• **Task**: Reply with nothing but how many lines in the entries below include "left".

• **Exercise materials**:

*-*-*

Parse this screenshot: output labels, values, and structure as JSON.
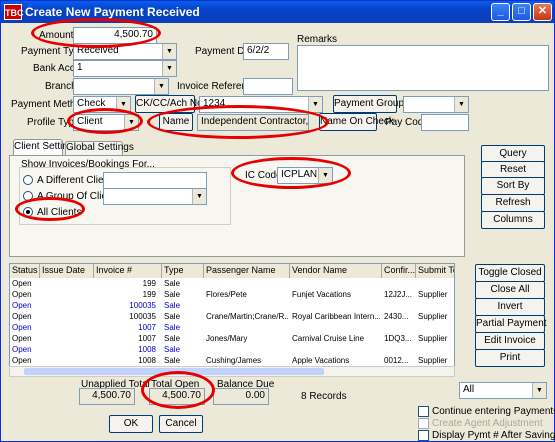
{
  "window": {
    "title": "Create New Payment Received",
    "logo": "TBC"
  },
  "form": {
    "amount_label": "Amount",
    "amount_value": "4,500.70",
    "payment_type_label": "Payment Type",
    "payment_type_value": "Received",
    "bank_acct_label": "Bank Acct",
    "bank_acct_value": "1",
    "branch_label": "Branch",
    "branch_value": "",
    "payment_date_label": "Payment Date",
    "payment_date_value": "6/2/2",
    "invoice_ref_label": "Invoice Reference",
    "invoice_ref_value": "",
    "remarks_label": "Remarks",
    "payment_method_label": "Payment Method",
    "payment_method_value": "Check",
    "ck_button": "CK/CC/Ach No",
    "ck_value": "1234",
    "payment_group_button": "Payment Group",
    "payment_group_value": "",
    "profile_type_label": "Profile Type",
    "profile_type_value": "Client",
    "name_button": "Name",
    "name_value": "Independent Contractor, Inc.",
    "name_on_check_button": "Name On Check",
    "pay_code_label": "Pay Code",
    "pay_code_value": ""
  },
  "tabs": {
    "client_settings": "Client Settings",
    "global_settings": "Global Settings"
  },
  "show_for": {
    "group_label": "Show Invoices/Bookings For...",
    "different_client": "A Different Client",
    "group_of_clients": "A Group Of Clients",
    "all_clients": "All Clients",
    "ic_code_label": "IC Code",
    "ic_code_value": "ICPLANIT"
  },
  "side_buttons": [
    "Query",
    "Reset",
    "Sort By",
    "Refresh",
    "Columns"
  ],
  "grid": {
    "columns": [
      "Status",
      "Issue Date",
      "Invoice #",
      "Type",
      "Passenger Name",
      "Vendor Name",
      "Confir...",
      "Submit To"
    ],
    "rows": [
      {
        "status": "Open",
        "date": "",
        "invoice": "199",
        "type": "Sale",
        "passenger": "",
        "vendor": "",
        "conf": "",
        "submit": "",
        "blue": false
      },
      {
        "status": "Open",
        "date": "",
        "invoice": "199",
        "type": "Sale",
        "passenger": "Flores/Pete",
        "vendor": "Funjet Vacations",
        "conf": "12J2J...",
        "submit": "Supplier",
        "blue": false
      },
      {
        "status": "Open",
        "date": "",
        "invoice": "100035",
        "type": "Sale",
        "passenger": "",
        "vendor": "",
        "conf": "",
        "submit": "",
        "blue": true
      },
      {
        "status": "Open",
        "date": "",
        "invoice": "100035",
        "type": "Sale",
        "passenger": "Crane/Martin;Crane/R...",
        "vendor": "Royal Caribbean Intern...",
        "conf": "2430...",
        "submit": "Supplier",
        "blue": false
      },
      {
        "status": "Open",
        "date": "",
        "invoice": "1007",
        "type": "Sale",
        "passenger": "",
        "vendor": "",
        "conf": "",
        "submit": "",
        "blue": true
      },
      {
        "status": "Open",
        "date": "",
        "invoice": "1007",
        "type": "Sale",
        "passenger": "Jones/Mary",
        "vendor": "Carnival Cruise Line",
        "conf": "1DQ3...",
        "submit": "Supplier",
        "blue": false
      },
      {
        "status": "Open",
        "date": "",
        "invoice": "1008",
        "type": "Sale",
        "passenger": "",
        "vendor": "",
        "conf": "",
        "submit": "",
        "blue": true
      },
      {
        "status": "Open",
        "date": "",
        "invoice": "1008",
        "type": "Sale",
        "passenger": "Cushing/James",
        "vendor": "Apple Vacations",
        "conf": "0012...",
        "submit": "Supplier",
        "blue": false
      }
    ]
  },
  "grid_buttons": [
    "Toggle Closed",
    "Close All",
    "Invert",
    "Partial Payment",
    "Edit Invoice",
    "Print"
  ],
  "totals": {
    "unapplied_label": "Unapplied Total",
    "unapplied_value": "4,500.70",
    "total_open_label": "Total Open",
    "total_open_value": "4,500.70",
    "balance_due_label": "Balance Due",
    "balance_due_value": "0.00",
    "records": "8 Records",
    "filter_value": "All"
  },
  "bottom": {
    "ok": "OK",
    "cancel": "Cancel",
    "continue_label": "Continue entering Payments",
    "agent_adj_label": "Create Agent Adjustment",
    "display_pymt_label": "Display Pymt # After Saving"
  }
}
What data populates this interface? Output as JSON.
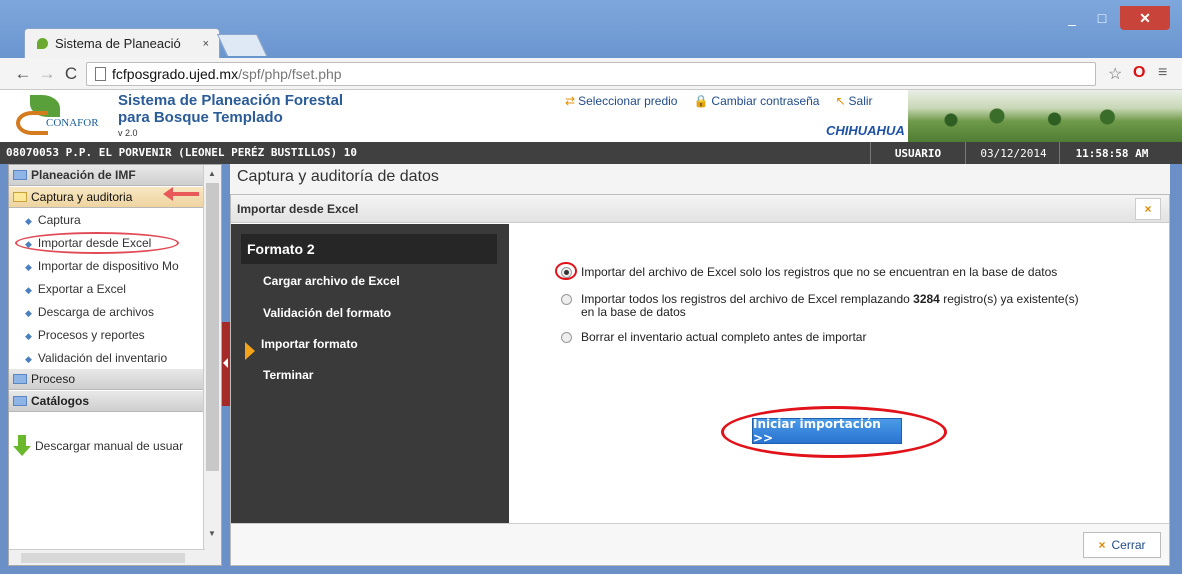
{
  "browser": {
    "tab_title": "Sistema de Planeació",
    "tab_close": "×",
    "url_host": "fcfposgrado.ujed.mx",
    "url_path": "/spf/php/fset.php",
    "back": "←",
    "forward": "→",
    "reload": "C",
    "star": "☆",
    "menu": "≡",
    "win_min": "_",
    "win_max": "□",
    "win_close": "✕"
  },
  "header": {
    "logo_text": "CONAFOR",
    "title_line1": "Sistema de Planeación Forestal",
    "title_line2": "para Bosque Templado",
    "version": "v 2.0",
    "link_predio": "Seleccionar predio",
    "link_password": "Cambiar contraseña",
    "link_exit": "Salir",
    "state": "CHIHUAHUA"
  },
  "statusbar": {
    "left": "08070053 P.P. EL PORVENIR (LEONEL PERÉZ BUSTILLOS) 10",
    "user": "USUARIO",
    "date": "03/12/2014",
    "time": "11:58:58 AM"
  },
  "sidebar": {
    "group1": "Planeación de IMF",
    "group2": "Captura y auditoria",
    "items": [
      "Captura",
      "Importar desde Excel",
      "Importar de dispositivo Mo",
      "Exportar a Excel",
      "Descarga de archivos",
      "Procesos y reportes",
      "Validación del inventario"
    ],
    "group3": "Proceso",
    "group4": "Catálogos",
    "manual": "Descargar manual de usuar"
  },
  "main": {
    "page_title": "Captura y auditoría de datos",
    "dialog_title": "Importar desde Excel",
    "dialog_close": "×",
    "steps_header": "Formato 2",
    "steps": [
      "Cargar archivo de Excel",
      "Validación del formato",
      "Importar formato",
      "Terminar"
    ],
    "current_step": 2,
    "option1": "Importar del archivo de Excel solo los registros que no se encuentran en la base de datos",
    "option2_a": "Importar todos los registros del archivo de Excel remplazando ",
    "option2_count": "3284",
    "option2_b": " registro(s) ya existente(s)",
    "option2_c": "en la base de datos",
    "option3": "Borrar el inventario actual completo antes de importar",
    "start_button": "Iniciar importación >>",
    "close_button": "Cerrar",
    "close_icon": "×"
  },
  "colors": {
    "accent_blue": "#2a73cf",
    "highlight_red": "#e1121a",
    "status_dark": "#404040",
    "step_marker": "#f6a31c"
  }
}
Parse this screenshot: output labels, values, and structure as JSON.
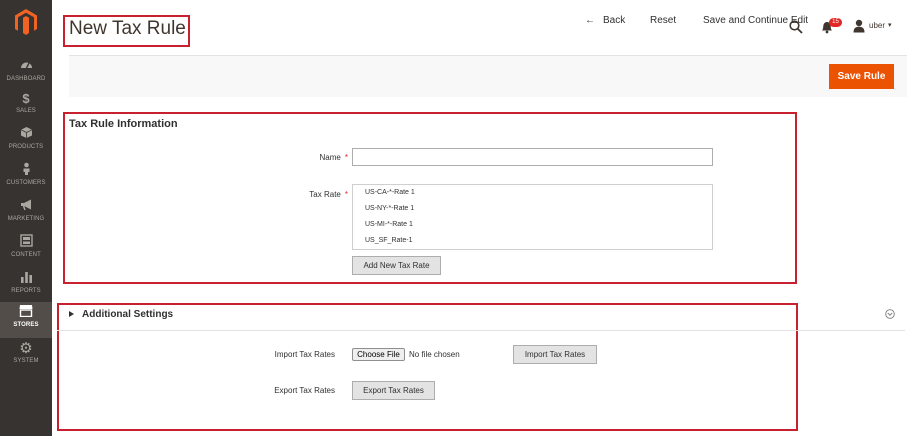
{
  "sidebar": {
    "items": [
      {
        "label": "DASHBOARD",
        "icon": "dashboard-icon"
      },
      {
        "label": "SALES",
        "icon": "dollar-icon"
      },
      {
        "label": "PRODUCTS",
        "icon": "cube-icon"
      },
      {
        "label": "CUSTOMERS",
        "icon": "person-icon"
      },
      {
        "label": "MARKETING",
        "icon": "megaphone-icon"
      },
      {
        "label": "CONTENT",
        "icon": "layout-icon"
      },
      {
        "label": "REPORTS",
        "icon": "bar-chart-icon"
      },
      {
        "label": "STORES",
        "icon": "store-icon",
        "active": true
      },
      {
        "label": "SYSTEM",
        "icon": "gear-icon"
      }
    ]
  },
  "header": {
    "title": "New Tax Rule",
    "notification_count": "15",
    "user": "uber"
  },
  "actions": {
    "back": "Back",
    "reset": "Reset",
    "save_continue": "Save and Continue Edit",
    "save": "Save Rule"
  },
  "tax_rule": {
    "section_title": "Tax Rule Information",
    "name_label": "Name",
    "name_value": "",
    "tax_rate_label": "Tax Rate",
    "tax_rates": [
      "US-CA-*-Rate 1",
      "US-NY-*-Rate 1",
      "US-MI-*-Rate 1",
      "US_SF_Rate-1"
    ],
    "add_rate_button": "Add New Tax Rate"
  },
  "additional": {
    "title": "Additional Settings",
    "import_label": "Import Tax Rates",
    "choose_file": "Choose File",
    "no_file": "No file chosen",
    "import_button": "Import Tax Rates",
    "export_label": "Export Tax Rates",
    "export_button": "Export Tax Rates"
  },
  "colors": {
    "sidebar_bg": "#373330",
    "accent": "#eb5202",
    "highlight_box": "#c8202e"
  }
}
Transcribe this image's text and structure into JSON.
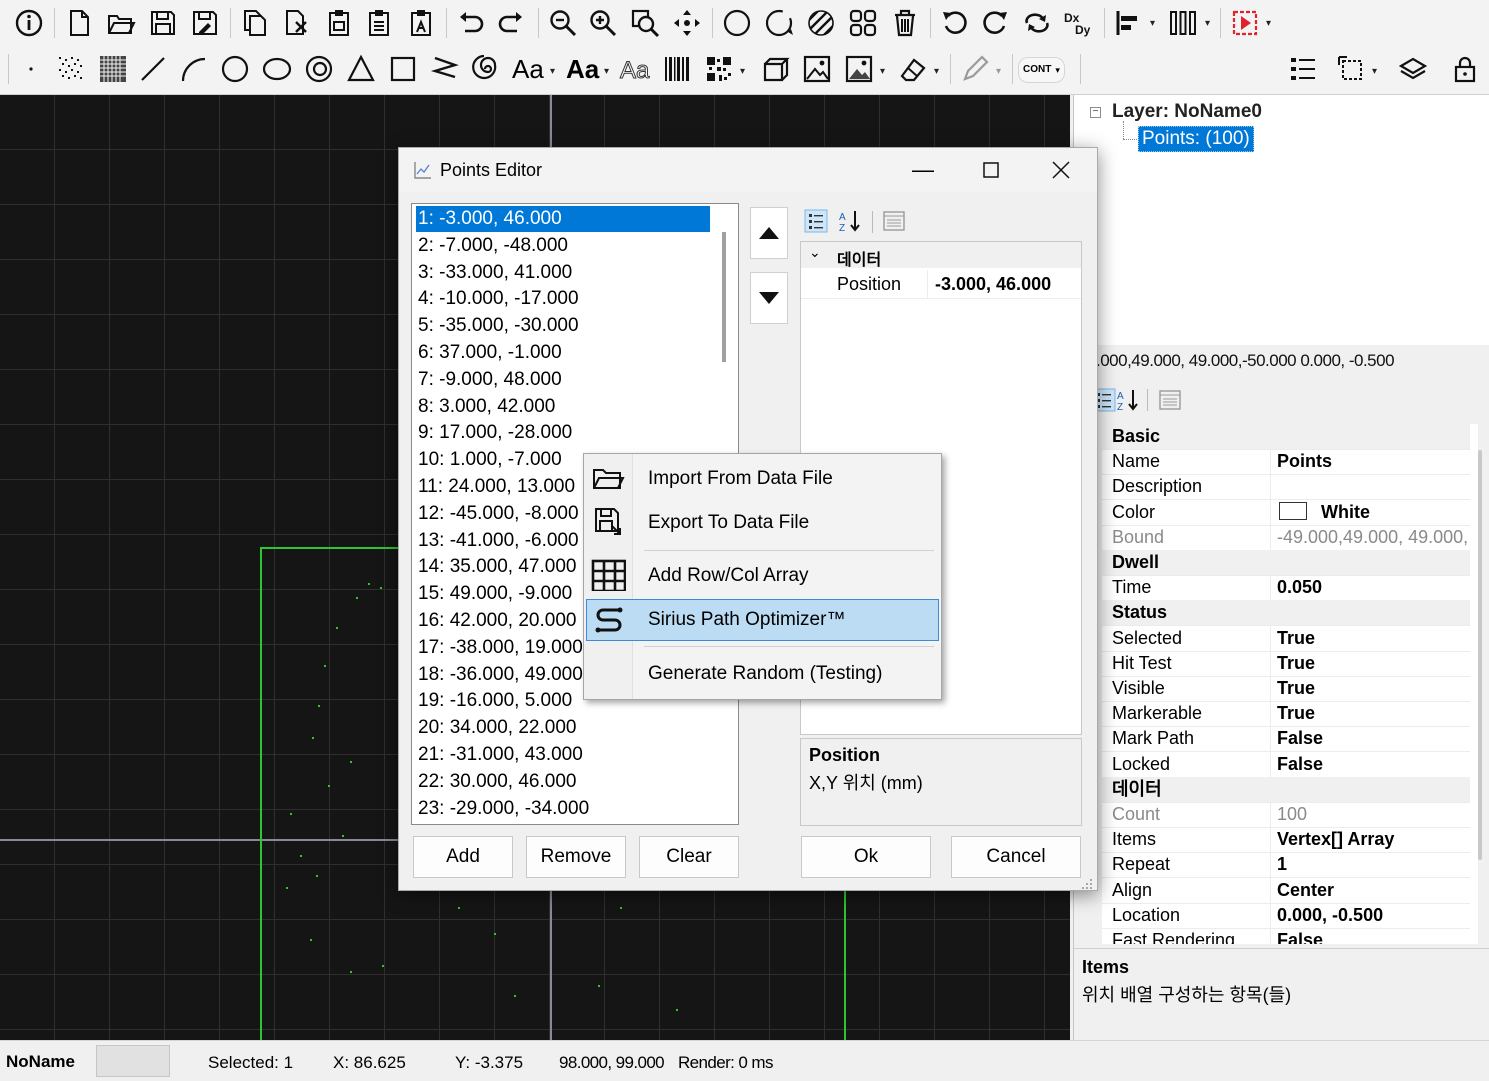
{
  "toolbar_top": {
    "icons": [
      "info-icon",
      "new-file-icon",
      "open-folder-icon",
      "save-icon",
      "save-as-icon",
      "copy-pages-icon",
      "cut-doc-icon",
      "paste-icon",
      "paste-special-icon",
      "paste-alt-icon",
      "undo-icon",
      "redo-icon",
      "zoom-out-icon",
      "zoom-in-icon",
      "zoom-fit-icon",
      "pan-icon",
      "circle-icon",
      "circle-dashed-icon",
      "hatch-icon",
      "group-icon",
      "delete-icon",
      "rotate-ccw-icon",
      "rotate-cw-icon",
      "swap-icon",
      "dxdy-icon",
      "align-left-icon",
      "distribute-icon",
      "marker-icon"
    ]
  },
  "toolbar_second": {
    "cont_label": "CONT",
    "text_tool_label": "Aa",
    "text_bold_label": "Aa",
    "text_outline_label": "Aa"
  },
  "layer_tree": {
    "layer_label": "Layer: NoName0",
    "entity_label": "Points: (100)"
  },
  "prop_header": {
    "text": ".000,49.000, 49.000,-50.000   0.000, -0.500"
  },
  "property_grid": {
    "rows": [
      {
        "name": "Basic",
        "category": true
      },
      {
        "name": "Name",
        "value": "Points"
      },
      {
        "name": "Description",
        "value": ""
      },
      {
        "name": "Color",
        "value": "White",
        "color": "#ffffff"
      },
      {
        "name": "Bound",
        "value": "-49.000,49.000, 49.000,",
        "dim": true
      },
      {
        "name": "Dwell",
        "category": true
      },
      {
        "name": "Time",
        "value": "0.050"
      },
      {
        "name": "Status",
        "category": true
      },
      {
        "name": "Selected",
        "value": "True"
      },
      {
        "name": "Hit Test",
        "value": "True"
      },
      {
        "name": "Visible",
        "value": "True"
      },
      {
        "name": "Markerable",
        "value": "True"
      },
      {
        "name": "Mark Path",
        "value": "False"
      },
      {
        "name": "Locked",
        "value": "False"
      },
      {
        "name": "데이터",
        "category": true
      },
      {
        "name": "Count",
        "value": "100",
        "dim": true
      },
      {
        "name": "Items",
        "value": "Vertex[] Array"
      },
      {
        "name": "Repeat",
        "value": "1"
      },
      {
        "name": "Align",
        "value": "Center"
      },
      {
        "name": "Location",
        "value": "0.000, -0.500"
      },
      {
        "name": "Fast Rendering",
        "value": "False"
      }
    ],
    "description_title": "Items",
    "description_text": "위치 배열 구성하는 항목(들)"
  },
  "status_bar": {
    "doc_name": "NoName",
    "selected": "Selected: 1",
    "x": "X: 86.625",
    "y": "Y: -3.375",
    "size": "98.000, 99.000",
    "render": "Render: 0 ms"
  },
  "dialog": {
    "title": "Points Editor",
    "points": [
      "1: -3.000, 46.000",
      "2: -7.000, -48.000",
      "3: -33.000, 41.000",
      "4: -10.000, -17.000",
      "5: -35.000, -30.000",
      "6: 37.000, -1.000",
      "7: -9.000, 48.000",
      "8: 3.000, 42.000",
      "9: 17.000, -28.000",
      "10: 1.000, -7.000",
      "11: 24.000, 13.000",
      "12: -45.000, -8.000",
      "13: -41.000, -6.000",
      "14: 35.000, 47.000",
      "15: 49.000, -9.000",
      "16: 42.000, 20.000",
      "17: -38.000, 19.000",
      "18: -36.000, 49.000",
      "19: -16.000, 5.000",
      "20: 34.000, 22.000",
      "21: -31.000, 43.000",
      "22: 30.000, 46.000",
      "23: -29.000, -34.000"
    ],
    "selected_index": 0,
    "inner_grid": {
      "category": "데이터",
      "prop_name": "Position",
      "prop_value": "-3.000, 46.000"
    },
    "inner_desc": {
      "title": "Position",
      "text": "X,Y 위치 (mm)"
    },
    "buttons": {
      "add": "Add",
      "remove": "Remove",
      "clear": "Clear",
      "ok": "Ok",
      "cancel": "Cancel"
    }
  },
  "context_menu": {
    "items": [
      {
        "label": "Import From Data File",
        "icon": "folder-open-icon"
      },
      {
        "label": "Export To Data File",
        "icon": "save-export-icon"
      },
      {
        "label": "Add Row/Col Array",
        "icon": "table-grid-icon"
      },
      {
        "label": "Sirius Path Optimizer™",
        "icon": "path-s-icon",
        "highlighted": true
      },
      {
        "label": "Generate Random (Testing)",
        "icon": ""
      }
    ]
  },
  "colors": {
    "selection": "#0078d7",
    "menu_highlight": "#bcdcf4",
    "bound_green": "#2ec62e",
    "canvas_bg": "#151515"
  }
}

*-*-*

• **Exercise result**: 2